=== Data for the task ===

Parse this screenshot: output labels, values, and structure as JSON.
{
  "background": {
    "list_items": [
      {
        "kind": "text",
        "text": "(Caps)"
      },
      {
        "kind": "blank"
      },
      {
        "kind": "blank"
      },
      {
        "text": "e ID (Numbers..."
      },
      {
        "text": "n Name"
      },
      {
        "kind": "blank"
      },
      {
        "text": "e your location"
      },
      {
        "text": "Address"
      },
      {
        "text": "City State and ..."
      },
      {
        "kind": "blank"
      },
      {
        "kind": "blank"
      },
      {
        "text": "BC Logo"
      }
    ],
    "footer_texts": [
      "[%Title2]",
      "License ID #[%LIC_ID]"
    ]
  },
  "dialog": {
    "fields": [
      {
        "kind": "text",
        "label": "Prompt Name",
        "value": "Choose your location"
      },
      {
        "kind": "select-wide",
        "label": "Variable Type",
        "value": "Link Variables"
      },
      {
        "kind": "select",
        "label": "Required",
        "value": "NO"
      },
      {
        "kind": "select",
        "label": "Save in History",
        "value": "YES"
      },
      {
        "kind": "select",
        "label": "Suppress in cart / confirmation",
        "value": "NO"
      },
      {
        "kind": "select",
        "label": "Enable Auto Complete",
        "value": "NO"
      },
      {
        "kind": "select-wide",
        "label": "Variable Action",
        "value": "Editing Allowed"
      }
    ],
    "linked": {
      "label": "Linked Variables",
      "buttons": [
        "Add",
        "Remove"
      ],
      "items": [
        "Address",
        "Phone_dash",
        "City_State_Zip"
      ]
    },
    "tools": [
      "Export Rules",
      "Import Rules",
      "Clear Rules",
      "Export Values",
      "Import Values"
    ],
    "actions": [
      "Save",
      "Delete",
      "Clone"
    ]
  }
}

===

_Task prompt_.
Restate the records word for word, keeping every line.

_Exercise answer_.
Parse this screenshot: output labels, values, and structure as JSON.
{
  "background": {
    "list_items": [
      {
        "kind": "text",
        "text": "(Caps)"
      },
      {
        "kind": "blank"
      },
      {
        "kind": "blank"
      },
      {
        "text": "e ID (Numbers..."
      },
      {
        "text": "n Name"
      },
      {
        "kind": "blank"
      },
      {
        "text": "e your location"
      },
      {
        "text": "Address"
      },
      {
        "text": "City State and ..."
      },
      {
        "kind": "blank"
      },
      {
        "kind": "blank"
      },
      {
        "text": "BC Logo"
      }
    ],
    "footer_texts": [
      "[%Title2]",
      "License ID #[%LIC_ID]"
    ]
  },
  "dialog": {
    "fields": [
      {
        "kind": "text",
        "label": "Prompt Name",
        "value": "Choose your location"
      },
      {
        "kind": "select-wide",
        "label": "Variable Type",
        "value": "Link Variables"
      },
      {
        "kind": "select",
        "label": "Required",
        "value": "NO"
      },
      {
        "kind": "select",
        "label": "Save in History",
        "value": "YES"
      },
      {
        "kind": "select",
        "label": "Suppress in cart / confirmation",
        "value": "NO"
      },
      {
        "kind": "select",
        "label": "Enable Auto Complete",
        "value": "NO"
      },
      {
        "kind": "select-wide",
        "label": "Variable Action",
        "value": "Editing Allowed"
      }
    ],
    "linked": {
      "label": "Linked Variables",
      "buttons": [
        "Add",
        "Remove"
      ],
      "items": [
        "Address",
        "Phone_dash",
        "City_State_Zip"
      ]
    },
    "tools": [
      "Export Rules",
      "Import Rules",
      "Clear Rules",
      "Export Values",
      "Import Values"
    ],
    "actions": [
      "Save",
      "Delete",
      "Clone"
    ]
  }
}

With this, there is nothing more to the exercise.